■ **PROBLEM DETAILS**
Look through the records below and collect all lines that hold the string "Express".

(Items from an interface collection)

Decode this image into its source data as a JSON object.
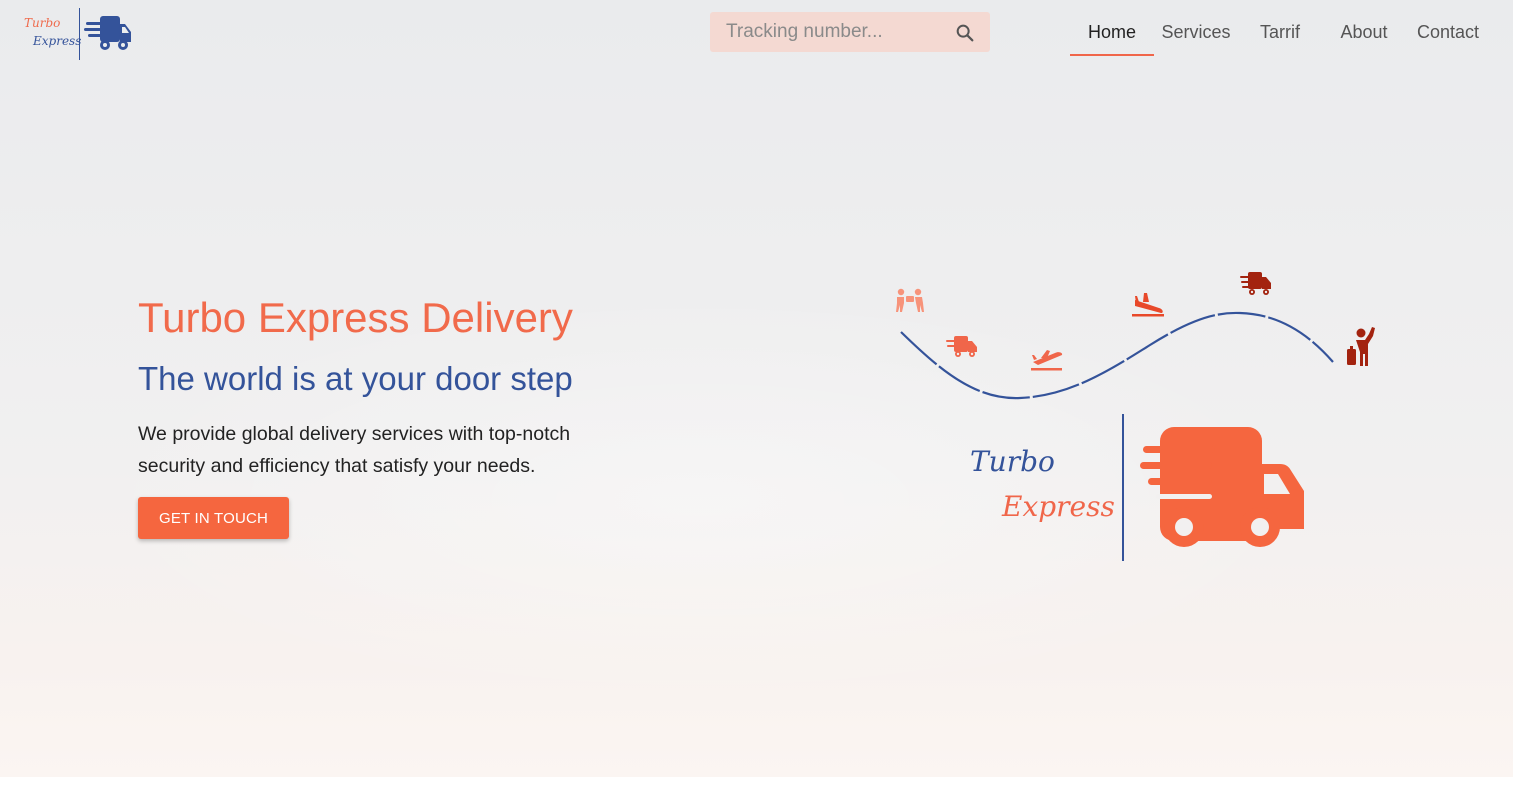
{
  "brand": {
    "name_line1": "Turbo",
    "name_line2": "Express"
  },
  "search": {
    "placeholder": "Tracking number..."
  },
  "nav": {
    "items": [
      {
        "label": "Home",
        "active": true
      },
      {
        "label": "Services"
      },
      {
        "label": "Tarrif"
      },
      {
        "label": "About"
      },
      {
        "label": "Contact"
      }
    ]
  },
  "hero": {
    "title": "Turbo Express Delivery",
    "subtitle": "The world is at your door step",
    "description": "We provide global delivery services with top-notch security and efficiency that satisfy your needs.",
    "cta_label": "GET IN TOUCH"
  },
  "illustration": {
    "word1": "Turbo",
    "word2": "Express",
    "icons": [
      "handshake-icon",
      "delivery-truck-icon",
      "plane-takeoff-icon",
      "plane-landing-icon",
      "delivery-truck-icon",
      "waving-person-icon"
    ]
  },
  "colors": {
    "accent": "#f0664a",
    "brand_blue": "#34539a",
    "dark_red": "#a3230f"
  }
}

■ **WRITTEN SOLUTION**
    "name_line2": "Express"
    "title": "Turbo Express Delivery",
    "word2": "Express",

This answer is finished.